Also, ask questions. Open questions will help you get more context, so avoid "yes or no" answers.
Here' the script you can follow in your next user interview:
You should leave this interview having clearly framed out the problem, and having identified a starting question that will lead the project you're working on.
4. Make It Visual and Create the User Journey with the User
As you get inputs from both business and users, it’s helpful to storyboard the process they're currently following. For example, imagine your client wants to make the process for expense submission easier. Sketch the current process on a piece of paper and, together with the users, identify how you can make the process more productive. Which steps should you add or remove? How can you make the existing steps efficient?
This way, not only will you understand the process better and provide better-informed inputs for the solution, but the users will start to picture the end-result and identify whether it meets their expectations. Once everyone is satisfied, you're ready to create the prototype. You can learn more about this process in Going for the Clickable Prototype: New Adventures in Lo-Fi.
5. Manage Users' Expectations
Once you enter the prototyping phase and have actual working prototypes, you should test them with real users to gather their feedback. Preferably, this should include some of the very same users who provided the initial input. With their feedback, you can go back to the lab and iterate.
Since all IT projects have milestones, this will help you understand where the project stands in terms of your users’ and customers’ expectations and help you adjust timelines and expectations as needed. But, to do this accurately, it's vital that right from the beginning, you make your audience comfortable with providing real and honest feedback from someone other than yourself and your team who will offer a subjective opinion.
6. Find the Right Technology
If you’re aligned with your users right from the start, then the development should move quickly. Today, rapid application development tools can help you accelerate this process even more. Low-code solutions, for example, provide a visual-based, integrated development environments (IDEs) that allow developers, and in some cases, citizen developers, to design and develop software applications faster and with minimal hand-coding.
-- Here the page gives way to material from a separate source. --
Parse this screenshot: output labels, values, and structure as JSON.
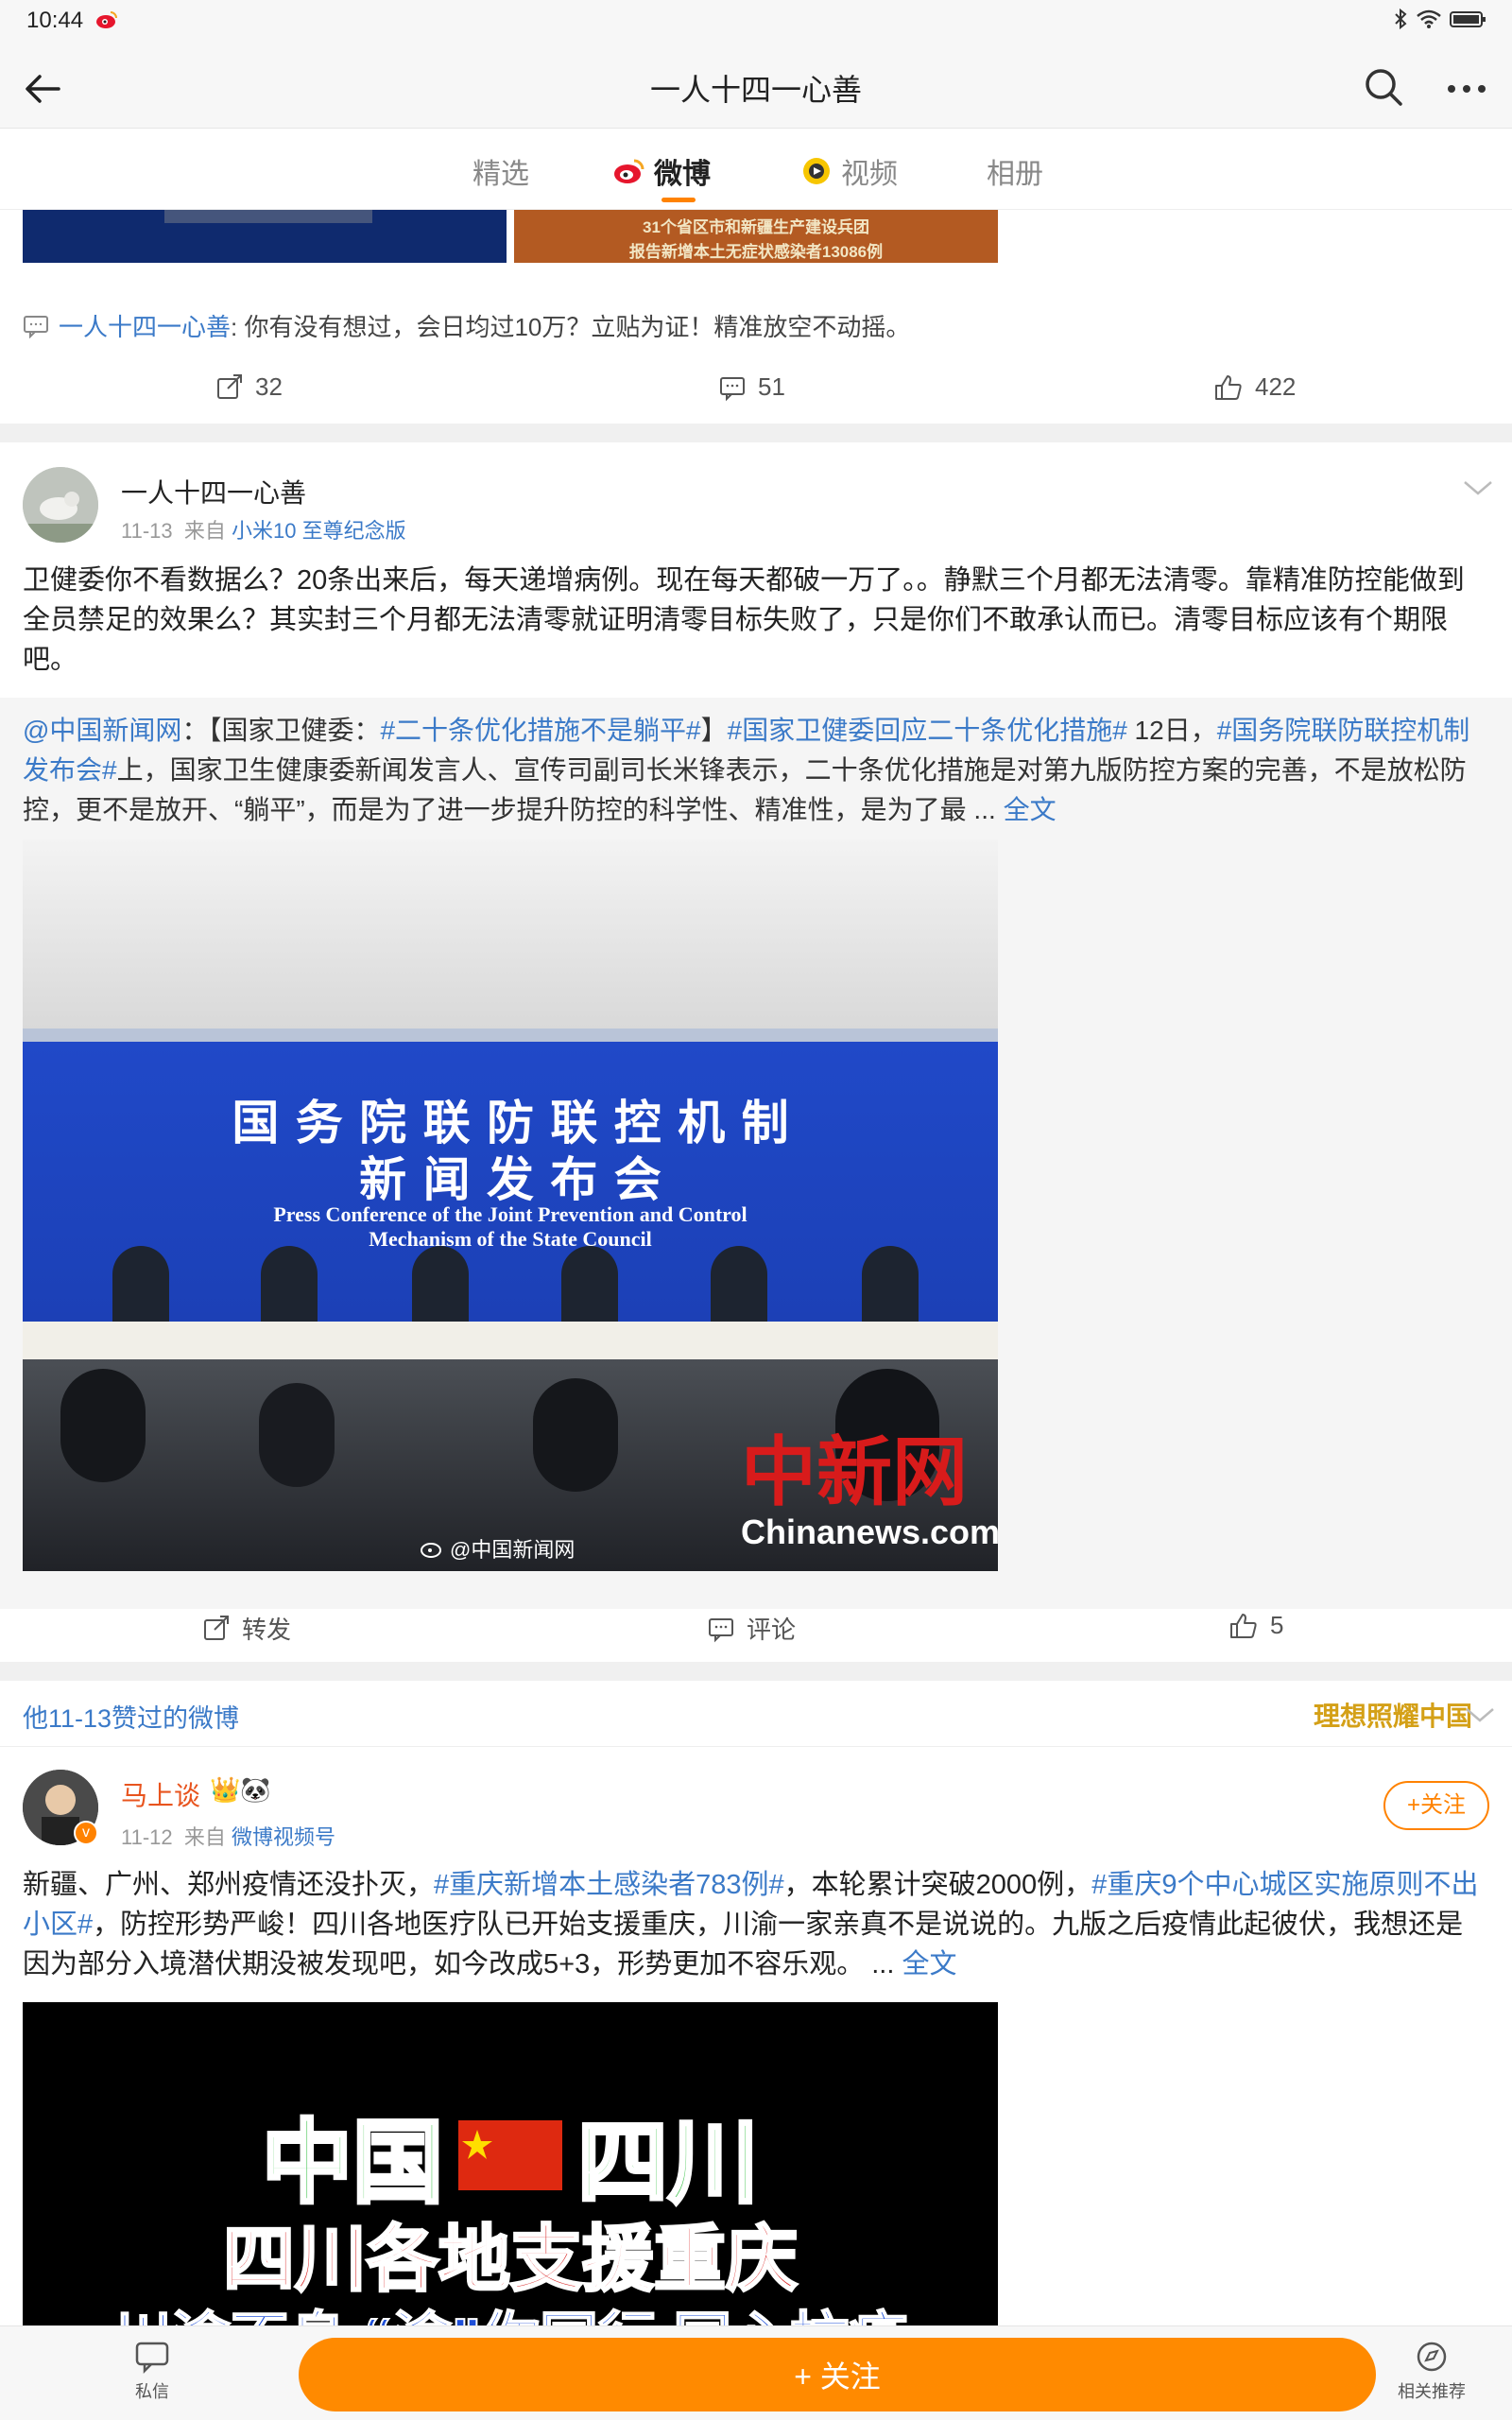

The vast majority of apps today don’t need a specialized commercial off the shelf (COTS) solution. You shouldn’t have to bring in a host of one-off solution providers to bid on software to fix your call center operations. Conversely, less complicated apps probably aren’t going to rise to the top of ITs “Priority List” any time soon.
That’s why low-code is so valuable. With a low-code platform, you can quickly transform your prototype into a fully working application. You can move from scoping and planning, to development and iteration often in weeks instead of months. When IT gives it the green-light, taking it live can be as simple as a single click.
If you would like to learn more about what is low-code, it’s all right here.
Improving user experience starts with creating the right level of engagement between everyone involved, including your users. In the process described above, the ultimate goal is to make the adoption process simpler, and have everyone excited and committed, and embracing the technology, as soon as possible.
We don’t typically like the work “journey” here, but it’s appropriate in describing user experience. It’s not something you can just cross off a list once you complete all the steps above. Don’t forget that your users’ needs will change over time. So, listen and observe and keep on improving and challenging them to achieve their tasks, goals, and desires.
If you're interested in learning more about how you can transform your users’ experience, check out this webinar about how Humana is using low-code to deploy B2C and B2E mobile applications with pixel perfect UX.